Green taxes counterproductive?

Green taxes counterproductive?
Published: 16 June 2011

‘Green taxes’ in the United Kingdom used to pay for more wind power are making it too expensive for wind turbine components, a group said.

The tax measures are intended to fund efforts to generate about 30 per cent of the country’s electricity from wind energy by 2020.

Heavy industrial sectors like cement and steel, however, face heavy tax burdens under the so-called green tax. The Confederation of British Industry said some measures meant to encourage renewable energy are counterproductive.

CBI Director General John Cridland told delegates at a London conference the government should consider giving exemptions to certain manufactures tied to the low-carbon economy.

"One major construction company is now finding it will soon cost less to import its cement from Spain than to produce it at its UK plant," he was quoted by The Daily Telegraph newspaper in London as saying.

Cridland added it takes more than 150 tons of cement per megawatt of offshore wind capacity.
British Energy Minister Charles Hendry said the government was determined to meet its renewable energy goals.
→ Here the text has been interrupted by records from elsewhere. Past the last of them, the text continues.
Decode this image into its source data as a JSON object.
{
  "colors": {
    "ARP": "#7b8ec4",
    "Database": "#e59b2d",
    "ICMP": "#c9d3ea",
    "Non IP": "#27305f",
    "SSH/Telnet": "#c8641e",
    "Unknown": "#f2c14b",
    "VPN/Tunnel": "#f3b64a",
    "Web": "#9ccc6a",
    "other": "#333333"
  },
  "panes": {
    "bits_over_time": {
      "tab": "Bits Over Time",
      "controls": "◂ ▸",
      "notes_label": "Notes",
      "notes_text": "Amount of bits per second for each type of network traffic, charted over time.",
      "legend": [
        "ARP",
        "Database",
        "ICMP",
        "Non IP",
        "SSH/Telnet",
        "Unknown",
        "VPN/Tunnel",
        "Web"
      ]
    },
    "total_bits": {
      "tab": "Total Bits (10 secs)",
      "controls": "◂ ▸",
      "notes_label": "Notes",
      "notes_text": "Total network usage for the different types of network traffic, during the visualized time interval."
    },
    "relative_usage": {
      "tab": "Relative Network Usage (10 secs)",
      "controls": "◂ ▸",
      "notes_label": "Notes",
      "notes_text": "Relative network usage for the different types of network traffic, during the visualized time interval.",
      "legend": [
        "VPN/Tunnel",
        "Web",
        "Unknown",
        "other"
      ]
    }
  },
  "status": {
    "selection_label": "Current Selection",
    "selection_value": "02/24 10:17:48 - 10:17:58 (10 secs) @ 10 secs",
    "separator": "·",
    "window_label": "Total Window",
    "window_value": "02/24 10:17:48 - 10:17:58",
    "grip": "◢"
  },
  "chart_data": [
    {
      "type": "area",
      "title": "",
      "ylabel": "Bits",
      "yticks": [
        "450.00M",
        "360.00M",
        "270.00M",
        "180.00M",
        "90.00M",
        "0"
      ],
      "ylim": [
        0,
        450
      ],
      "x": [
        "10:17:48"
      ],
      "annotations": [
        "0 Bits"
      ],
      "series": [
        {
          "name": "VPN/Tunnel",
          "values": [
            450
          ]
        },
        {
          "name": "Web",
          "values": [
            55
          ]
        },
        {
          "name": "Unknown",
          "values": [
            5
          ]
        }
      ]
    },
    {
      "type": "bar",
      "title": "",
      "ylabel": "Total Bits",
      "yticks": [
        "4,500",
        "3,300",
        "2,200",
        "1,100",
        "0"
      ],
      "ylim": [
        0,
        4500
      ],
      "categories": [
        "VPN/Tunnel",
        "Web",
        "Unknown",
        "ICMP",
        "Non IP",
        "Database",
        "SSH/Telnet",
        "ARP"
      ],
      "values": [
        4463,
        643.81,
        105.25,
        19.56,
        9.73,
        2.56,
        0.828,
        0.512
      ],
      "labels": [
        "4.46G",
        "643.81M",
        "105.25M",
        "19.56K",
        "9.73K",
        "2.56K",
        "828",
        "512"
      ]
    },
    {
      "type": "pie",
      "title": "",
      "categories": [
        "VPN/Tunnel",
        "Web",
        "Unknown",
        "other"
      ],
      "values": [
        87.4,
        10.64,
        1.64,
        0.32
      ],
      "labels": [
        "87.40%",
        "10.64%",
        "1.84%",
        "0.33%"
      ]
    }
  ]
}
"We are committed to meeting this and in doing so bring a massive boost to the U.K.’s manufacturing industries," he was quoted as saying.